**EXERCISE**.
Every record that follows should be printed verbatim.

Website and app data records
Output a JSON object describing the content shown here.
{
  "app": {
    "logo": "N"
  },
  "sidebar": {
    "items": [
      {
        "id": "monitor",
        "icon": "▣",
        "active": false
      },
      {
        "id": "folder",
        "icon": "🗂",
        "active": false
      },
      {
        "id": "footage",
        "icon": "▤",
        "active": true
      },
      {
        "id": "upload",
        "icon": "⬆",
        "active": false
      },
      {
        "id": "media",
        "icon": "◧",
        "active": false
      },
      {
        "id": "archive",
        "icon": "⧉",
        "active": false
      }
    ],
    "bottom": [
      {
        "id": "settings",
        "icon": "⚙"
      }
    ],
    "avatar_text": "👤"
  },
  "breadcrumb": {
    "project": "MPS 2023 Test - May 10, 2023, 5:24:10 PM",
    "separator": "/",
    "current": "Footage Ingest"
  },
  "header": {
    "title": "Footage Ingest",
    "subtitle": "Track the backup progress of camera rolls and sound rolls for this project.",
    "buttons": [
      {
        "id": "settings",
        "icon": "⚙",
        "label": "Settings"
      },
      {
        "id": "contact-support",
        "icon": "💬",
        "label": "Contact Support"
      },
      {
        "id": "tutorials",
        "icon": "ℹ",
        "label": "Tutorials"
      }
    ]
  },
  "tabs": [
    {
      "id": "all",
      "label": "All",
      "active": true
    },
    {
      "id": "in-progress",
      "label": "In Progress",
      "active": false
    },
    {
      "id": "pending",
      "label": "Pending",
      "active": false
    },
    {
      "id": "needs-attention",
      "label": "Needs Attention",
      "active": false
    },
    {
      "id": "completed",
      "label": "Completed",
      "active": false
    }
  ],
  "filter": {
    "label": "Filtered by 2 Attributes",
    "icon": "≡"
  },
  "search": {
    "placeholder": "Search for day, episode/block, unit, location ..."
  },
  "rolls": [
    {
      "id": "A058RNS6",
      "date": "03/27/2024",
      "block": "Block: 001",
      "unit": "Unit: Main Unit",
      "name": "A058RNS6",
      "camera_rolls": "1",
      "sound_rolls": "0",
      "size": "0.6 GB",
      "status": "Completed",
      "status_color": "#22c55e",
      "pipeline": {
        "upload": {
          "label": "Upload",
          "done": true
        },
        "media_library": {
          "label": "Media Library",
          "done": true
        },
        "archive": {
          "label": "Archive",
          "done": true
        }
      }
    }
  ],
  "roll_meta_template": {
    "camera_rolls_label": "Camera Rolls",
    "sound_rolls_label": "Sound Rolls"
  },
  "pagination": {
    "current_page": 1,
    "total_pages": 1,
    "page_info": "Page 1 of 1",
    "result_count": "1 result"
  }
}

**RESPONSE TO THE TASK**.
Output a JSON object describing the content shown here.
{
  "app": {
    "logo": "N"
  },
  "sidebar": {
    "items": [
      {
        "id": "monitor",
        "icon": "▣",
        "active": false
      },
      {
        "id": "folder",
        "icon": "🗂",
        "active": false
      },
      {
        "id": "footage",
        "icon": "▤",
        "active": true
      },
      {
        "id": "upload",
        "icon": "⬆",
        "active": false
      },
      {
        "id": "media",
        "icon": "◧",
        "active": false
      },
      {
        "id": "archive",
        "icon": "⧉",
        "active": false
      }
    ],
    "bottom": [
      {
        "id": "settings",
        "icon": "⚙"
      }
    ],
    "avatar_text": "👤"
  },
  "breadcrumb": {
    "project": "MPS 2023 Test - May 10, 2023, 5:24:10 PM",
    "separator": "/",
    "current": "Footage Ingest"
  },
  "header": {
    "title": "Footage Ingest",
    "subtitle": "Track the backup progress of camera rolls and sound rolls for this project.",
    "buttons": [
      {
        "id": "settings",
        "icon": "⚙",
        "label": "Settings"
      },
      {
        "id": "contact-support",
        "icon": "💬",
        "label": "Contact Support"
      },
      {
        "id": "tutorials",
        "icon": "ℹ",
        "label": "Tutorials"
      }
    ]
  },
  "tabs": [
    {
      "id": "all",
      "label": "All",
      "active": true
    },
    {
      "id": "in-progress",
      "label": "In Progress",
      "active": false
    },
    {
      "id": "pending",
      "label": "Pending",
      "active": false
    },
    {
      "id": "needs-attention",
      "label": "Needs Attention",
      "active": false
    },
    {
      "id": "completed",
      "label": "Completed",
      "active": false
    }
  ],
  "filter": {
    "label": "Filtered by 2 Attributes",
    "icon": "≡"
  },
  "search": {
    "placeholder": "Search for day, episode/block, unit, location ..."
  },
  "rolls": [
    {
      "id": "A058RNS6",
      "date": "03/27/2024",
      "block": "Block: 001",
      "unit": "Unit: Main Unit",
      "name": "A058RNS6",
      "camera_rolls": "1",
      "sound_rolls": "0",
      "size": "0.6 GB",
      "status": "Completed",
      "status_color": "#22c55e",
      "pipeline": {
        "upload": {
          "label": "Upload",
          "done": true
        },
        "media_library": {
          "label": "Media Library",
          "done": true
        },
        "archive": {
          "label": "Archive",
          "done": true
        }
      }
    }
  ],
  "roll_meta_template": {
    "camera_rolls_label": "Camera Rolls",
    "sound_rolls_label": "Sound Rolls"
  },
  "pagination": {
    "current_page": 1,
    "total_pages": 1,
    "page_info": "Page 1 of 1",
    "result_count": "1 result"
  }
}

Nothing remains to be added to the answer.